Diabetes prevention strategy for First Nations failing due lack of co-ordination, report finds
The Canadian Press
The federal auditor general says two of the government's key pillars meant to improve the lives of aboriginal peoples have gone awry because of infighting, poor co-ordination and lack of planning.
Auditor General Michael Ferguson says attempts to deal with the fallout of the residential school system are a mess, as the Truth and Reconciliation Commission bickers with the federal government over what historical documents need to be provided and how they should be preserved.
And he says Ottawa's plans to deal with rising rates of diabetes — especially on First Nations reserves — are showing no results because government programs aren't working together or checking the effectiveness of their projects.
At stake are the mental and physical health of First Nations families across Canada at a time when aboriginal communities are crying out for better treatment from the federal government.
Time is running out for the Truth and Reconciliation Commission to fulfil its mandate of creating a historical record of residential schooling, which would serve as the basis for confronting the legacy left by 120 years of a system known for its emotional, physical and sexual abuse of children.
It has until July 2014 to put together a complete record, but Ferguson says work has barely begun because government departments and the commission have not been able to agree on the scope of the work.
"We are concerned that the lack of co-operation, delays and looming deadline stand in the way of creating the historical record of Indian residential schools as it was originally intended," he said.
Court battle over archives
The Truth and Reconciliation Commission is considered the cornerstone of Prime Minister Stephen Harper's apology to residential school survivors in June 2008, meant to give aboriginal families and other Canadians closure on a troubling part of our history.
Despite years of back-and-forth, the commission's work has been hampered by haggling over how far Aboriginal Affairs needs to go in digging up archived documents. The government had maintained that it only needed to hand over documentation that had already been tabled in court for survivors' lawsuits over the years.
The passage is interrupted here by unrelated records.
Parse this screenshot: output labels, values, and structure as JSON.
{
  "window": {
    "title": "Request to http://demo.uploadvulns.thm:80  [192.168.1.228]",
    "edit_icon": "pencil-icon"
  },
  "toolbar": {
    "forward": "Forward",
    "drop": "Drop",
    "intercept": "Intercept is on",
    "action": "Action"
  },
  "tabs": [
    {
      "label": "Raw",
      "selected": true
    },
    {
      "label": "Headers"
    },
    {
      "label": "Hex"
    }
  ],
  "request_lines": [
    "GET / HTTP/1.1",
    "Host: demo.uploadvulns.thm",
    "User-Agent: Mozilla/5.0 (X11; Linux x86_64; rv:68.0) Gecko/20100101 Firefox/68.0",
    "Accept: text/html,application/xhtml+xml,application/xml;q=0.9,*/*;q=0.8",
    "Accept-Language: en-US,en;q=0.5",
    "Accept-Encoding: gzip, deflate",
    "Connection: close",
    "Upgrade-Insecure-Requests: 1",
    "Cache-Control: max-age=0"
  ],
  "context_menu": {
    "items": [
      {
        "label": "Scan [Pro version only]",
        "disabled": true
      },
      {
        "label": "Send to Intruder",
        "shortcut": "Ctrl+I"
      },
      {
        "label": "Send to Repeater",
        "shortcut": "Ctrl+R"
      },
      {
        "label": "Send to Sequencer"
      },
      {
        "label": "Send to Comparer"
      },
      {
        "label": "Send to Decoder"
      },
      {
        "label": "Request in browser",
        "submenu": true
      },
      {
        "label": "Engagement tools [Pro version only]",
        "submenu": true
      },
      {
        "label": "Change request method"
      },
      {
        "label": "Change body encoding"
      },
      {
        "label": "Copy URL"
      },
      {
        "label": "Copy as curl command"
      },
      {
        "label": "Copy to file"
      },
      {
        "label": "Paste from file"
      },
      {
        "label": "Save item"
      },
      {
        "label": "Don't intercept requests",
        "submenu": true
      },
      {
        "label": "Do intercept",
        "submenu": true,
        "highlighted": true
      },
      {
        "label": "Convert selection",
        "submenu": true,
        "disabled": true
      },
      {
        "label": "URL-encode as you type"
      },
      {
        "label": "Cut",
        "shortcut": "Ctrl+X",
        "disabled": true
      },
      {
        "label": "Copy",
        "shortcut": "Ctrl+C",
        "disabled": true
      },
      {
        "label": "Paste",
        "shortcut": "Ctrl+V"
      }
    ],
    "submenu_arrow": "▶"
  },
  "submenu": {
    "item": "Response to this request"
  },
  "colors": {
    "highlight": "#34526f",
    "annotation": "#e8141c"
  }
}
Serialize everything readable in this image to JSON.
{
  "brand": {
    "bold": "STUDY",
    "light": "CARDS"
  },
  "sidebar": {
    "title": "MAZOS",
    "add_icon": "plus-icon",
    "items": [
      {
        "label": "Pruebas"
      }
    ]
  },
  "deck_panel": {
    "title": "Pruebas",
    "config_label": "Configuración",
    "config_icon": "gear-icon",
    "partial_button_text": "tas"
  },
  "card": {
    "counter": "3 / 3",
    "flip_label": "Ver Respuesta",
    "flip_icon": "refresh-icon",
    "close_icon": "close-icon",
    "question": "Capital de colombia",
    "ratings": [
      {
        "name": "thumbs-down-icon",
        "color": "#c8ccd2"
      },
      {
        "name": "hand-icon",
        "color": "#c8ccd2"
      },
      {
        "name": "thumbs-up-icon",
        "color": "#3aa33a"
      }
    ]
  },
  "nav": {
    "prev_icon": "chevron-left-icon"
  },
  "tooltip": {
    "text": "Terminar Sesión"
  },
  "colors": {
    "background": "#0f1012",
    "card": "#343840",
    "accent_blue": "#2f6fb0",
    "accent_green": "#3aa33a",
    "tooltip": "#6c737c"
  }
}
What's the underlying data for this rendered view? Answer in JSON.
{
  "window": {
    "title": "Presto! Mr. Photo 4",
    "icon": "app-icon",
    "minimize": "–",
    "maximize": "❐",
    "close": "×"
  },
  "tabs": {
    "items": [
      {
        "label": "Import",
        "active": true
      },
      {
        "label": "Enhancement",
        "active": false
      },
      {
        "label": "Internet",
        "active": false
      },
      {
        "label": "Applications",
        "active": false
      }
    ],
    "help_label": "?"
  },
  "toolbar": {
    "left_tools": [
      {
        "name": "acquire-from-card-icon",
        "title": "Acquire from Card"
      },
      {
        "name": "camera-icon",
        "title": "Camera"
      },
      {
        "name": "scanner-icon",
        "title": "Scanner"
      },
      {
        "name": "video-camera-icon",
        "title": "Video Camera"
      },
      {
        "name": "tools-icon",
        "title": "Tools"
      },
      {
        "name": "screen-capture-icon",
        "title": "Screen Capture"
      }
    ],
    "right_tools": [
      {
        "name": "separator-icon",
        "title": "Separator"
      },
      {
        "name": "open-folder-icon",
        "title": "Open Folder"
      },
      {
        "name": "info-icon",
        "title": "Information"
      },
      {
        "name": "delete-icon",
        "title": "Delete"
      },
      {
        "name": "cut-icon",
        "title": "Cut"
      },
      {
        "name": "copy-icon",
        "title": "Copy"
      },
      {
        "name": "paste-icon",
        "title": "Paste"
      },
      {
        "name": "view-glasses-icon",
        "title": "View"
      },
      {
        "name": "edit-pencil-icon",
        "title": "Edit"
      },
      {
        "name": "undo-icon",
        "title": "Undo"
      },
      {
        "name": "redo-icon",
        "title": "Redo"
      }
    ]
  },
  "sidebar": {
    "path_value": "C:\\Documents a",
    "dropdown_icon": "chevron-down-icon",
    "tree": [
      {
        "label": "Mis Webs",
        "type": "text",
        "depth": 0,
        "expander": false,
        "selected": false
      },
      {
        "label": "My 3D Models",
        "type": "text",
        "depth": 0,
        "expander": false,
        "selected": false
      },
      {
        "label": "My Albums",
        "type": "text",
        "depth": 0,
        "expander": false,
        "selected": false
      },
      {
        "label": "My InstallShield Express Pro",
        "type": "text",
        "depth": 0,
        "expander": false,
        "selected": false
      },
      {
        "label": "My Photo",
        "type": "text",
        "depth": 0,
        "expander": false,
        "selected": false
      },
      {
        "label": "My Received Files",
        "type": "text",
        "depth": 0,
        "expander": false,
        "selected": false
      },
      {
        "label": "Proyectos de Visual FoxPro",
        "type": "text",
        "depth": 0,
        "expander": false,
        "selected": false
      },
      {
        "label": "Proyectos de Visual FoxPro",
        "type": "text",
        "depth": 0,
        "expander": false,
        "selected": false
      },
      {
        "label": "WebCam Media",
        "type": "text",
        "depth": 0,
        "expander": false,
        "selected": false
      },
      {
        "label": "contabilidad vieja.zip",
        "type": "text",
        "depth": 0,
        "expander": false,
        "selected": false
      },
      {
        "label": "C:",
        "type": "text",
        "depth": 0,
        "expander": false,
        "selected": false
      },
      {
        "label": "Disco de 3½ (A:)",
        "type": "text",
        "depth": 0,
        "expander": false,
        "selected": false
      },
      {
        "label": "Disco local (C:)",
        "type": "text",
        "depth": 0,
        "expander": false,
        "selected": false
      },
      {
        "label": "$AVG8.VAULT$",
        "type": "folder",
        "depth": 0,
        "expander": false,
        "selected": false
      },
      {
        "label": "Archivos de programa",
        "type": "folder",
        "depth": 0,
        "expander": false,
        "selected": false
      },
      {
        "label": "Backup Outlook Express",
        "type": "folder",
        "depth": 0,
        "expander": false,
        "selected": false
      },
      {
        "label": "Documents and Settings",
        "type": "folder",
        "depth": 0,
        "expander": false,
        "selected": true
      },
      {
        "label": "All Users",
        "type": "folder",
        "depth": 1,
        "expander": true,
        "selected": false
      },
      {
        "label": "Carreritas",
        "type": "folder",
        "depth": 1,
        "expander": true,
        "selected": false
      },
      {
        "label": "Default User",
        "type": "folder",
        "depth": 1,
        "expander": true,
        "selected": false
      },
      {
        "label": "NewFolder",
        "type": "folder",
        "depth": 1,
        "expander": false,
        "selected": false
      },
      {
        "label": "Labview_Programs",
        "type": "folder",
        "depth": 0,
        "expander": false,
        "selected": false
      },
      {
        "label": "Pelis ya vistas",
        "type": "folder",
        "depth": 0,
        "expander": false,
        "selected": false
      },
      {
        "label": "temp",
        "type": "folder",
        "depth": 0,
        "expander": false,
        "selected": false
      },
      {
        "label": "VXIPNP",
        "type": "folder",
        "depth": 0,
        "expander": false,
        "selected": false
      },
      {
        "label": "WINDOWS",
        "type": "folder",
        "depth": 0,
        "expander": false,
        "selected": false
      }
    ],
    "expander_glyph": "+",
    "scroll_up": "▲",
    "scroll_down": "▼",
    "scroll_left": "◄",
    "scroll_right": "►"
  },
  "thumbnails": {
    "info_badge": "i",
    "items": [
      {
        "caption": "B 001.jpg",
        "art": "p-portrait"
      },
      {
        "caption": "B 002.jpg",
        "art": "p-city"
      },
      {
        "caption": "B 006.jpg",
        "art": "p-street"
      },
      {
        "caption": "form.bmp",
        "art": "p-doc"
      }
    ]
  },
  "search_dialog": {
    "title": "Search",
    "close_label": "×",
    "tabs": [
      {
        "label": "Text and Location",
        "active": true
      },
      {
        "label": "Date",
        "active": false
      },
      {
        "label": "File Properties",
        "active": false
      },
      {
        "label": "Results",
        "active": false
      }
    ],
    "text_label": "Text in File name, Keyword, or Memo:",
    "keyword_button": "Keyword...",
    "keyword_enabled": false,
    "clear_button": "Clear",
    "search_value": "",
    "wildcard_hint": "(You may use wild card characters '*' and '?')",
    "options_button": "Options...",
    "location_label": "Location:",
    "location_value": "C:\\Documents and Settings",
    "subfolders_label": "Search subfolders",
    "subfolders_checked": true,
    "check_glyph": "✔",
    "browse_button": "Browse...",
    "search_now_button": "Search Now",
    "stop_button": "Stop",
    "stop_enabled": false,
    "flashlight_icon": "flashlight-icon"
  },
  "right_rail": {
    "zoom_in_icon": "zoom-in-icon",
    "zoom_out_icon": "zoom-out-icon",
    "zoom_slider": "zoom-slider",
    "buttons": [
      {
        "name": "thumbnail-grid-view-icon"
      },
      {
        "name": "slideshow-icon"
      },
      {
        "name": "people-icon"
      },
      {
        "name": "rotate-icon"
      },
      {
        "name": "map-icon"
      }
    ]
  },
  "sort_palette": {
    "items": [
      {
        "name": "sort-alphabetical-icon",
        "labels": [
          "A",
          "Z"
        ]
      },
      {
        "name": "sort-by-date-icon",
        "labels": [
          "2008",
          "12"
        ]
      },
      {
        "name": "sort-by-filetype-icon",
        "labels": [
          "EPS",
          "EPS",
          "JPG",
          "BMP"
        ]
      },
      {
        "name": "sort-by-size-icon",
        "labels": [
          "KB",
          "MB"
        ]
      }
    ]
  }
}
But the commission wanted a far broader range of documents — a demand recently backed by guidance from Ontario Superior Court.
Library and Archives Canada estimates it will take $40 million and 10 years to find and digitize all the required records. The auditors say the documentation would need to be pulled from 80 different archives involving 135 schools, and would fill about 69,000 boxes.
Aboriginal Affairs Minister Bernard Valcourt said in a statement the government has already handed over 3.5 million documents, and is looking for a way to hand over the rest.
"We are working jointly with the commission to develop a project plan to fulfil document disclosure requirements," he said.
But the commission is afraid that when the government eventually gets around to sending it the paper, it will be swamped and left without enough time to handle it properly.
"My concern is that at the commission, we're going to get a document dump," commission chair Justice Murray Sinclair said in an interview.
The audit urges the commission and government departments to reach out to the survivors and aboriginal organizations to develop a practical solution soon. It also tells the commission that it needs to put together a solid plan to properly preserve the documentation. And all parties need to keep an eye on the clock.
Indeed, both Sinclair and Valcourt recognized the need to talk, and soon.
"We can work out a resolution relatively shortly if they tell us how much time they need," said Sinclair. He blamed the impasse on a shortage of government time and resources, and not on malicious intentions.
Strategy on diabetes prevention 'unco-ordinated'
Ferguson urged similar efforts to find a practical solution to the way the federal government handles diabetes, which proportionately affects two to three times as many aboriginal people as non-aboriginal.
The auditors found that the Public Health Agency of Canada, Health Canada and the Canadian Institutes of Health Research all have multimillion-dollar programs to prevent and control diabetes, but that the left hand doesn't know what the right hand is doing. Rather, each agency has its own track, and the results are fragmented and hard to evaluate.
"Activities remain largely unco-ordinated, and their impact is unknown," Ferguson said.
After seven years of contemplating how to deal with chronic disease, including diabetes, the Public Health Agency in particular "has weak management practices in place for delivering its diabetes prevention and control activities; for example, it has no strategy, priorities, deliverables, or timelines, and no performance measures," the auditors found.
About 2.4 million Canadians are living with diabetes, and about 20 per cent of cases remain undiagnosed, the audit says. Since health costs for diabetics are about three to four times greater than for people without diabetes, the strain on the health care system is considerable.
"The auditor general's report makes it clear that the Conservatives have made no progress in lowering the alarmingly high diabetes rates in Aboriginal communities," said Liberal aboriginal affairs critic MP Carolyn Bennett.
The government has agreed with all the auditor general's recommendations. Aboriginal Affairs says it will comply with the court's direction on providing residential schools documentation. And the agencies involved in diabetes programs say they are putting together a plan to co-ordinate and monitor results.
As for better co-ordinating action on diabetes, Health Minister Leona Aglukkaq said the Public Health Agency has now taken a new approach to chronic disease prevention that is based on partnerships with the private sector.
"We're encouraging innovation so that our funding has the greatest possible reach and impact for Canadians," said her statement.